Happy Easter to those who celebrate…Long ago memories…

Our boy Tiny, lounging in the garden after eating lots of pellets. As big as he is, he can consume lots of pellets. Note the cute pose. That’s our boy!

Easter was one of our favorite holidays in our old lives. We made Easter baskets for each family member and their pets in beautiful woven baskets with ribbons, name tags, and chock full of goodies suitable for each one. We’d line them up, usually about 17 or more baskets, on our huge dining room table, and most years, the kids and later grandchildren came to enjoy their personalized bounty.,

If the weather was terrible, which it often was most years, all of the activities occurred indoors, which never put a damper on it for any of us. We played games along with an Easter egg hunt, with decorated eggs and plastic eggs filled with money. After the festivities ended, we had the same brunch each year consisting of brunch egg flan, bacon, sausage, hash browns, fresh fruit, homemade muffins, or cinnamon rolls along with juices and coffee. It was quite a feast enjoyed by all.

Here is the link to our last Easter in Minnesota in 2012, before we began our year’s long journey to travel the world.

A forkl of kudus stopped by for a morning snack.

Even after eating a keto diet in 2011, I made a few appropriate items perfect for me. Then again, it was only a year and a half later than we began our world journey, and Easter celebrations as we knew it no longer were a part of our life. Our adult children, by this point, had started to integrate their traditions into each of their respective families.

Of course, we miss everyone and certainly miss the celebration we spent days, if not weeks preparing for this special religious holiday. Amid all the pomp and circumstance, we never forgot the meaning of the celebration of Easter.

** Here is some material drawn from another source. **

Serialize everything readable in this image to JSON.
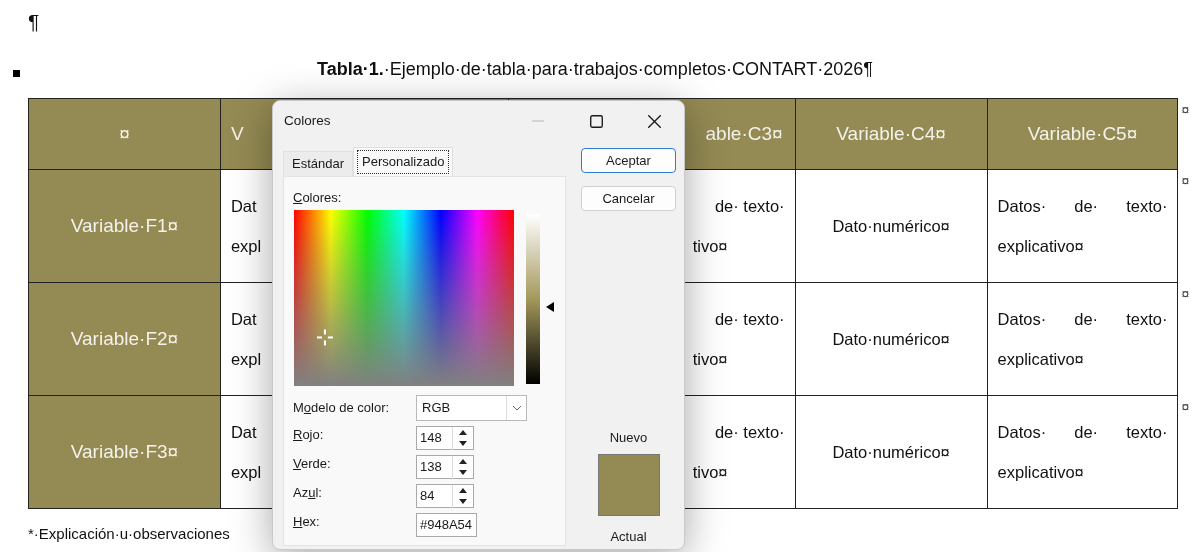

Today, nine years later, in this new life, what remains with us is the great memories and the observance of the spiritual significance. We don’t prepare a special meal, especially since it’s just the two of us and our way of eating. Tonight, we’ll both have bun-less burgers with bacon, cheese, and white rice on the side for Tom. My side dish, most likely, will be hard-boiled or scrambled eggs on the side, a perfect option for us.

The kudus love pellets along with the attention we give them.

As usual, we’ll dine on the veranda, watching nature as our source of entertainment, reveling in the wonders that surround us in the bush. No regrets. No sadness, just a pure and simple joy to be alive, together, and safe in this majestic wildlife paradise.

Sure, it would be great to be sharing this and other holidays with family and friends. But, we chose this life so long ago and continue to revel in its wonders, knowing there is still much world for us to explore in times to come, hopefully, when and if the pandemic settles down across the globe. Do we see this on the horizon?

Right now, it’s impossible to predict. Even the so-called experts don’t know when it could end, how long the vaccine will continue to provide protection, and when the world of travel will resume to its former “normal” patterns. We don’t know.

Three bushbucks in the garden are waiting for the warthogs to leave so they can partake of the pellets.

We aren’t sad at all being alone in the bush today on Easter. The weather is cool with a high of 82F, 27C with overcast skies, moderate humidity, and no breeze whatsoever. This morning, we’ve had a few visitors, primarily warthogs and bushbucks, who visit more often than any other wildlife. We can’t go out for a drive to search for photo ops with the roads packed with tourists doing the same.

During the holiday seasons,  Kruger National Park is fully booked with appointments that are necessary to enter. In the few weeks, we’ll get our Wild Card to enter Kruger at our leisure during off-peak times with no appointment required. During these first three months, we’ve never visited Kruger. With all the rain and muddy, impassable roads and many days where our entrance point of Crocodile Bridge was flooded, we never attempted to go. These next three months will be different.

Narrow and The Imposter in the side yard hoping for more pellets.

For some odd reason, we feel more settled in and at ease now with immigration issues not hanging over our heads at the moment and the comfort of knowing we can freely stay until June 30, 2021, without a problem. We’ve decided to wait until the last minute to see if President Cyril Ramphosa extends visas yet again in June. We can always get a flight out of here and back with only a few days of planning.

May all of you who celebrate Easter, Passover, and other holidays throughout the world this month have a pleasing and meaningful experience while you continue to stay safe and healthy.

 Photo from one year ago today, April 4, 2020.

While in Kauai, Hawaii on this date, five years ago, we speculated, based on appearance, that there’s some sort of permanent pouch beneath this shedding skin of this Green Anole.  We had difficulty finding details on the shedding process of these lizards. For more on this post from six years ago on this date, please click here. For the year-ago post, please click here.

Leave a Reply